Records from a data collection:

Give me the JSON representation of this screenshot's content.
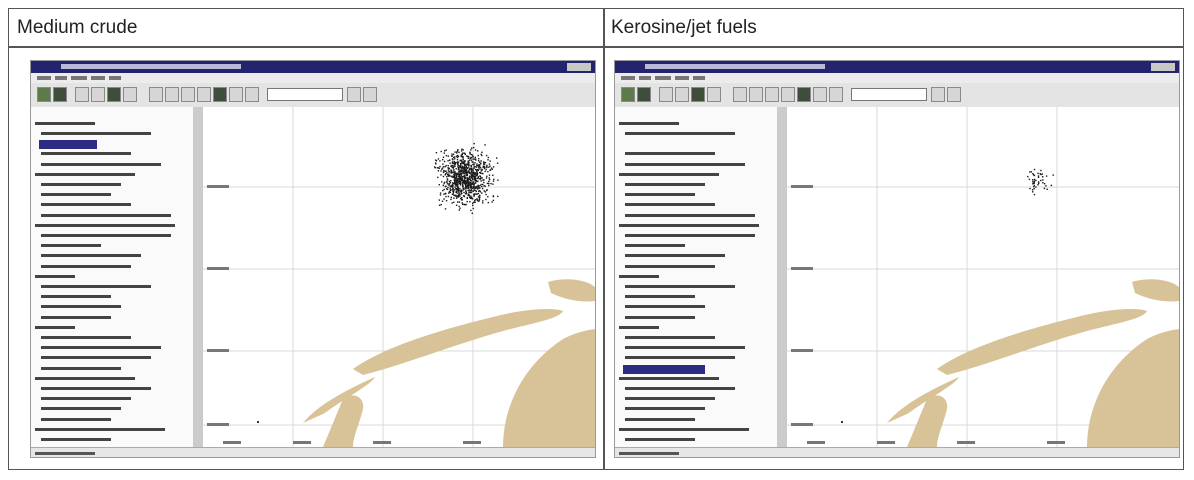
{
  "panels": [
    {
      "title": "Medium crude",
      "slick": "dense"
    },
    {
      "title": "Kerosine/jet fuels",
      "slick": "sparse"
    }
  ],
  "colors": {
    "land": "#d8c398",
    "grid": "#d8d8d8",
    "oil": "#1a1a1a",
    "titlebar": "#23236e",
    "highlight": "#2d2b82"
  }
}
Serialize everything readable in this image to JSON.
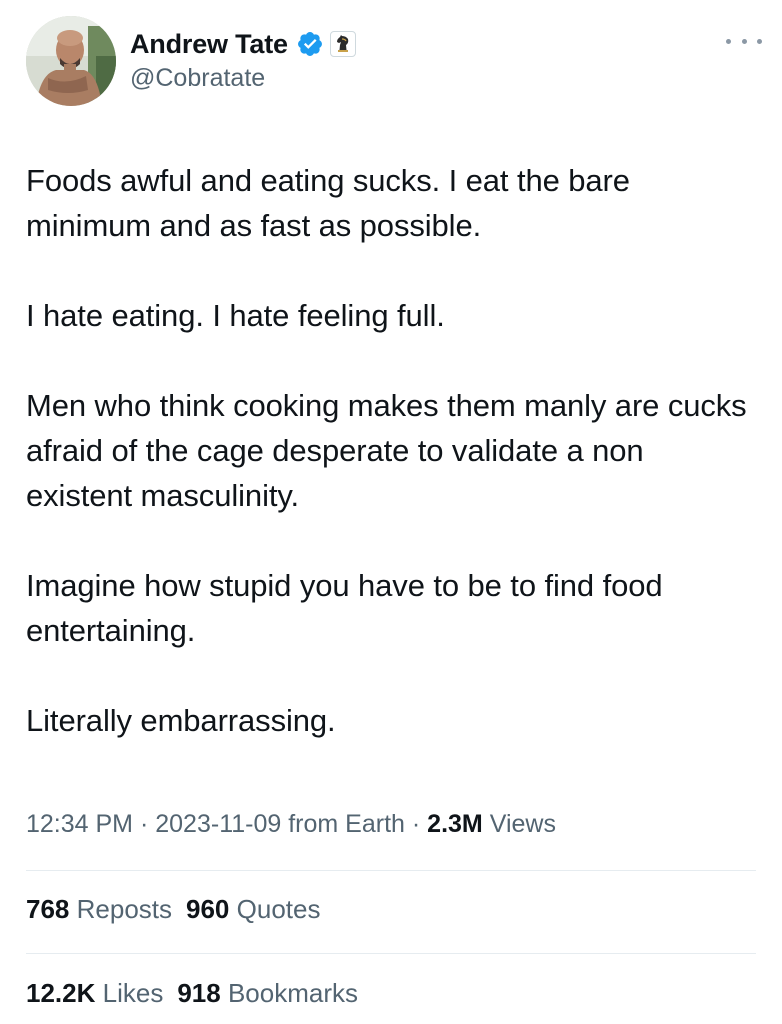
{
  "author": {
    "display_name": "Andrew Tate",
    "handle": "@Cobratate",
    "verified_icon": "verified-badge-icon",
    "affiliate_icon": "chess-knight-icon",
    "accent_color": "#1d9bf0"
  },
  "more_menu_icon": "more-horizontal-icon",
  "tweet": {
    "paragraphs": [
      "Foods awful and eating sucks. I eat the bare minimum and as fast as possible.",
      "I hate eating. I hate feeling full.",
      "Men who think cooking makes them manly are cucks afraid of the cage desperate to validate a non existent masculinity.",
      "Imagine how stupid you have to be to find food entertaining.",
      "Literally embarrassing."
    ]
  },
  "meta": {
    "time": "12:34 PM",
    "separator": "·",
    "date": "2023-11-09",
    "location": "from Earth",
    "views_count": "2.3M",
    "views_label": "Views"
  },
  "stats": {
    "reposts_count": "768",
    "reposts_label": "Reposts",
    "quotes_count": "960",
    "quotes_label": "Quotes",
    "likes_count": "12.2K",
    "likes_label": "Likes",
    "bookmarks_count": "918",
    "bookmarks_label": "Bookmarks"
  },
  "colors": {
    "text_primary": "#0f1419",
    "text_secondary": "#536471",
    "divider": "#e6ecf0"
  }
}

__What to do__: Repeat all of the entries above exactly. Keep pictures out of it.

__Result__:
Give me the JSON representation of this screenshot's content.
{
  "panels": [
    {
      "title": "Medium crude",
      "slick": "dense"
    },
    {
      "title": "Kerosine/jet fuels",
      "slick": "sparse"
    }
  ],
  "colors": {
    "land": "#d8c398",
    "grid": "#d8d8d8",
    "oil": "#1a1a1a",
    "titlebar": "#23236e",
    "highlight": "#2d2b82"
  }
}
Serialize everything readable in this image to JSON.
{
  "author": {
    "display_name": "Andrew Tate",
    "handle": "@Cobratate",
    "verified_icon": "verified-badge-icon",
    "affiliate_icon": "chess-knight-icon",
    "accent_color": "#1d9bf0"
  },
  "more_menu_icon": "more-horizontal-icon",
  "tweet": {
    "paragraphs": [
      "Foods awful and eating sucks. I eat the bare minimum and as fast as possible.",
      "I hate eating. I hate feeling full.",
      "Men who think cooking makes them manly are cucks afraid of the cage desperate to validate a non existent masculinity.",
      "Imagine how stupid you have to be to find food entertaining.",
      "Literally embarrassing."
    ]
  },
  "meta": {
    "time": "12:34 PM",
    "separator": "·",
    "date": "2023-11-09",
    "location": "from Earth",
    "views_count": "2.3M",
    "views_label": "Views"
  },
  "stats": {
    "reposts_count": "768",
    "reposts_label": "Reposts",
    "quotes_count": "960",
    "quotes_label": "Quotes",
    "likes_count": "12.2K",
    "likes_label": "Likes",
    "bookmarks_count": "918",
    "bookmarks_label": "Bookmarks"
  },
  "colors": {
    "text_primary": "#0f1419",
    "text_secondary": "#536471",
    "divider": "#e6ecf0"
  }
}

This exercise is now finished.